The Catholic Church considers marriage indissoluble for life, but, following a rigorous process, it may establish that at times there are marriages that were never valid for reasons established in canon law. This could include reasons of age, violence or mental incapacity.
The Pope told the judges, officials and lawyers of the Roman Rota, the Church's central appellate court, that theological reference to truth is what should guide all those involved in such a process. The Rota handles cases involving declarations of marital nullity.
Realizing that there is a "more or less open" skepticism "on the human capacity to know the truth on the validity of a marriage," the Holy Father stressed the need of "a renewed confidence in human reason, both in relation to the essential aspects of marriage as well as in that which concerns the particular circumstances of each union."
He said on Thursday that "often, the real problem is not so much the presumption [of the validity of the marriage], but the whole view of marriage itself and, therefore, the process to establish the validity of its celebration.

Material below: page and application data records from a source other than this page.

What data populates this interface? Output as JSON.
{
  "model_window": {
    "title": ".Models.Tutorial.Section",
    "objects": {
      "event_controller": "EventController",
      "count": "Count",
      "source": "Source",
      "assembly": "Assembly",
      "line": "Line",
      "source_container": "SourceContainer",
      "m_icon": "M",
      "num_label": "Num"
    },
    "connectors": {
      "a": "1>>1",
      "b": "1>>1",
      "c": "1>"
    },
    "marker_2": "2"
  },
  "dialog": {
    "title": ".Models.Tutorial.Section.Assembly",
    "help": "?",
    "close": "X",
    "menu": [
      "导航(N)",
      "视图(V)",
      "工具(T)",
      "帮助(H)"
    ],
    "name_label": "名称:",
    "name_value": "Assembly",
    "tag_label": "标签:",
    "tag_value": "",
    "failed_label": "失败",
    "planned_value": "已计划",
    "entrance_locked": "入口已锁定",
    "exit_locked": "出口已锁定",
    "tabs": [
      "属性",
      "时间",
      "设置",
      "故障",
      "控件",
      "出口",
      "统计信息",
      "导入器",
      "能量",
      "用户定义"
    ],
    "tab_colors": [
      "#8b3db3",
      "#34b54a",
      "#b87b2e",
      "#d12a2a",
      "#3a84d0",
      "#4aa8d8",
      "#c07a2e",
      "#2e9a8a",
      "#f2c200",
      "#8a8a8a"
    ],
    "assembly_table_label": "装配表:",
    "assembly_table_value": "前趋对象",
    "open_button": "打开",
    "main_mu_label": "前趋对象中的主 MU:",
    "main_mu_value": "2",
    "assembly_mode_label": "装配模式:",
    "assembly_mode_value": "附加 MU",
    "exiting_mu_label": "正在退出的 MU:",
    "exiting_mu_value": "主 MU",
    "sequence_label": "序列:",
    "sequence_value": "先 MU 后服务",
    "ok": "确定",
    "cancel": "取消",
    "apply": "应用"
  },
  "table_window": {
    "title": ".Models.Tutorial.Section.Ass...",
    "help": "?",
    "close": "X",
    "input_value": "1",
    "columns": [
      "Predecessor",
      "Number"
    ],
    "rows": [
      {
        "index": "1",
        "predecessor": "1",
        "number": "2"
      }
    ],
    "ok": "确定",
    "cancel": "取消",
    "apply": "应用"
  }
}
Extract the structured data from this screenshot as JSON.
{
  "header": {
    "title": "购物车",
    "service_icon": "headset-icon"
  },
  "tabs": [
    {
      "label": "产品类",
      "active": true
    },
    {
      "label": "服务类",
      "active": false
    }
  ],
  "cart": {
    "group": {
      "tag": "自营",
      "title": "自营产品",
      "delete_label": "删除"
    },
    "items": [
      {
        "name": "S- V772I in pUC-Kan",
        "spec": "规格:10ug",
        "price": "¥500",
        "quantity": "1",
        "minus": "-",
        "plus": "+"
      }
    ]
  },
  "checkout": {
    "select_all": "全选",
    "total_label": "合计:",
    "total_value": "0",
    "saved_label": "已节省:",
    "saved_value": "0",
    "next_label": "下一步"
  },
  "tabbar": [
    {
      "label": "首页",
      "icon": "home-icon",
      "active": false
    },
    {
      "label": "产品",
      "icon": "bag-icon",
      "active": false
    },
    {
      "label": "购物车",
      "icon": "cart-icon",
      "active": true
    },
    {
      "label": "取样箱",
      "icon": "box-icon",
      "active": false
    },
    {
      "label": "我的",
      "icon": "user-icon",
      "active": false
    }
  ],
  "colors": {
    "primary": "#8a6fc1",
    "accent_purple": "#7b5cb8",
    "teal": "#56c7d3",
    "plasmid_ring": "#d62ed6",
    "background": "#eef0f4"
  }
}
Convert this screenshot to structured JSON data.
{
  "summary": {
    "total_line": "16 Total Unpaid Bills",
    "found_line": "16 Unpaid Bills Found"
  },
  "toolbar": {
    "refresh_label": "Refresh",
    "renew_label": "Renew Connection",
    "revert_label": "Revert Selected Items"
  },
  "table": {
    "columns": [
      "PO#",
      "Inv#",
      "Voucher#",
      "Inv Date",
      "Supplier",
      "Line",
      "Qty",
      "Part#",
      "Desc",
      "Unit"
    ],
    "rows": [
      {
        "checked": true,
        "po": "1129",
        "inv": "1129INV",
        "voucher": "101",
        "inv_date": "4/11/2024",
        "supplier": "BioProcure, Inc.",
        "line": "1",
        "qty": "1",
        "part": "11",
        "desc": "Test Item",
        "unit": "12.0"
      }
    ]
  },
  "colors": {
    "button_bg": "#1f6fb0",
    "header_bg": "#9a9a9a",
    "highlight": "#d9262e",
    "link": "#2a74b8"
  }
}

This process is essentially inconceivable outside the horizon of the search for the truth."
"The tendency to extend nullities instrumentally, neglecting the horizon of the objective truth, entails a structural distortion of the whole process: The instruction loses its incisive character as the result is predetermined," the Pope emphasized.
John Paul II added: "An authentically juridical consideration of marriage requires a metaphysical vision of the human person and of the conjugal relationship."
Without it, "the marital institution becomes a simple extrinsic superstructure, the result of the law and of social conditioning, limiting the person in his free fulfillment," he stressed.
The Holy Father concluded: "It is necessary to discover again the truth, goodness and beauty of the marital institution which, being the work of God himself through human nature and of the freedom of the consent of the spouses, continues to be an indissoluble personal reality, bond of justice and love, ever united to the plan of salvation and raised in the fullness of time to the dignity of a Christian sacrament."